- _What to produce_
In the listing below, pick out lines with "legend".

Top of Source records

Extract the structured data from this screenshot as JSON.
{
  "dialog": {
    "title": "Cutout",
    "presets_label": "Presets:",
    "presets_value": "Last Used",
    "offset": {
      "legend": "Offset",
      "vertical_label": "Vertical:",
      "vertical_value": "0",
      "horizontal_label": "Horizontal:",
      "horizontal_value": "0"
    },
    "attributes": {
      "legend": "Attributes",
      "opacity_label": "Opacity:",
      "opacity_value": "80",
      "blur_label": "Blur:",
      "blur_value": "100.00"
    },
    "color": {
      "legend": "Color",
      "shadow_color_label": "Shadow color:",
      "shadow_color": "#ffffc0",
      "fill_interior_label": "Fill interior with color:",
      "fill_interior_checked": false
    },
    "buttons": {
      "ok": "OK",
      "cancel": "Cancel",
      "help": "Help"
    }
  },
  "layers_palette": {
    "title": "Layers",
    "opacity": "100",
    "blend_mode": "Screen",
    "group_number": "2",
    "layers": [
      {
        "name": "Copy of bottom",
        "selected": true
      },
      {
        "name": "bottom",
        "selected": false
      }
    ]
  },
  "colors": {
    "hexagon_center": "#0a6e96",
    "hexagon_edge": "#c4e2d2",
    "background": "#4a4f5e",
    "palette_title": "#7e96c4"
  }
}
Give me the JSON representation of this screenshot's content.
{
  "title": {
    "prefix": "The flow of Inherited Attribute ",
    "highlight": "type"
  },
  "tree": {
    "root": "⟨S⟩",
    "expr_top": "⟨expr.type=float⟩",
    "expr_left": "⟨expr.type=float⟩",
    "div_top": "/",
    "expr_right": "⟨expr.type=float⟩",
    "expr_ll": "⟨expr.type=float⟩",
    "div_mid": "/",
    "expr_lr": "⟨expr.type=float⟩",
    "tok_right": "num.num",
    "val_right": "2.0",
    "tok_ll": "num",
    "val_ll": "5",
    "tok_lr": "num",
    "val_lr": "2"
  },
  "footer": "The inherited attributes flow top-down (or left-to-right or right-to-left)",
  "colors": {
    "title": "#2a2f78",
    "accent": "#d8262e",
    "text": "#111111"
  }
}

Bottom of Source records

- _Task result_
      "legend": "Offset",
      "legend": "Attributes",
      "legend": "Color",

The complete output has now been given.